- Field position in second half : 3 TDs
- OAK 19
- OAK 20
- OAK 25
- OAK 25
- OAK 25
- OAK 20
Supposed to be a strength of this team and Week 2 had two major mistakes on the same drive.
- Taiwan, I love you, but you make it so hard sometimes!
- Taiwan Jones muffing a kickoff in the endzone and giving the Raiders a start at the 2 yardline
- 7 plays later, with 1:53 remaining in the first half, Marquette King punts to the Atlanta 9 and Eric Weems returns thru the coverage unit 73 yards to the OAK 18, leading to Field Goal.
- Hard to blame Janikowski for missing the 58 yard FG off the dirt, but would have been really nice to have
- 2 Huge Challenges
- 12 men on the field for Marquette King's Punt got the ball back and resulted in a TD drive
- Spot of Amari's 3rd down reception challenged and gave the Raiders a 1st down.
- 4 Touchdown drives,
- 9 penalties for 58 yards
- None may have been more costly than Amari Cooper's "Illegal Touching" penalty that negated a TD. To get a better understanding of what happened on that play and the penalty, I break it down here.
- In Week 1, the Offense was able to overcome penalties and keep drives alive. This week, those penalties were drive killers
- To my biased, naked eye it seems like a few more penalties could rightfully have been called on the Falcons. I don't know that it makes a difference (defense was so porous), but it is frustrating to see some calls against the Raiders (like the Gabe Jackson holding) when an egregious one doesn't get called :
Summing It Up
It was not a great day.
The defense was in panic mode nearly from the opening kickoff and Kyle Shannahan was one-step ahead of Ken Norton Jr's defense on nearly every play.

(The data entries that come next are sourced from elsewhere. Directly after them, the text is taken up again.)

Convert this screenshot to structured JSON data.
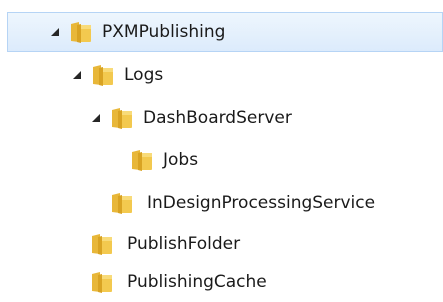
{
  "tree": {
    "colors": {
      "selection_fill": "#dcebfc",
      "selection_border": "#b6d4f5",
      "folder_body": "#f2c54d",
      "folder_front": "#e0a826",
      "expander_arrow": "#262626"
    },
    "items": [
      {
        "label": "PXMPublishing",
        "level": 0,
        "expanded": true,
        "has_children": true,
        "selected": true
      },
      {
        "label": "Logs",
        "level": 1,
        "expanded": true,
        "has_children": true,
        "selected": false
      },
      {
        "label": "DashBoardServer",
        "level": 2,
        "expanded": true,
        "has_children": true,
        "selected": false
      },
      {
        "label": "Jobs",
        "level": 3,
        "expanded": false,
        "has_children": false,
        "selected": false
      },
      {
        "label": "InDesignProcessingService",
        "level": 2,
        "expanded": false,
        "has_children": false,
        "selected": false
      },
      {
        "label": "PublishFolder",
        "level": 1,
        "expanded": false,
        "has_children": false,
        "selected": false
      },
      {
        "label": "PublishingCache",
        "level": 1,
        "expanded": false,
        "has_children": false,
        "selected": false
      }
    ]
  }
}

The offense showed flashes of inspired play, but struggled for consistency. With the defense unable to make any stops even on long fields, offense was forced into 4th down calls. Unlike Week 1, Derek and the offense did not have one last chance to win it at the end.
This was an important game, though. It exposed major flaws in how the defense is playing at all facets and now the correction and teaching comes into play. Coach Del Rio and Coach Norton as well as the position coaches are going to clean up what happened. It's important because now it can be addressed and teams like Kansas City and particularly Denver (Kubiak's offense has many of these same principles) will potentially pose similar challenges.
I have faith that the team will continue to grow and come together. I think around midseason and the latter half, this defense is going to look a lot better.
Panic or Don't Panic?
In mathematics and computer science, there's something called "Optimal Halting Theory". It is concerned with the best approach to the problem of making a choice from options that are presented one at a time, the most famous example is "The Secretary Problem".
According to Optimal Halting Theory, the best approach is to use the first 37% of choices as a baselining period and then to make the selection only after that. In applying that to NFL games, we should consider the first 6 games as the baselining period and take that time to realize that we are still figuring out what kind of team the Raiders are.
After that, let's panic, riot, or celebrate.
Yokozuna Banzai Butt Drop
We need to laugh because if we don't, we will cry. So here's Big Dan to the rescue.
Someone caption this GFY :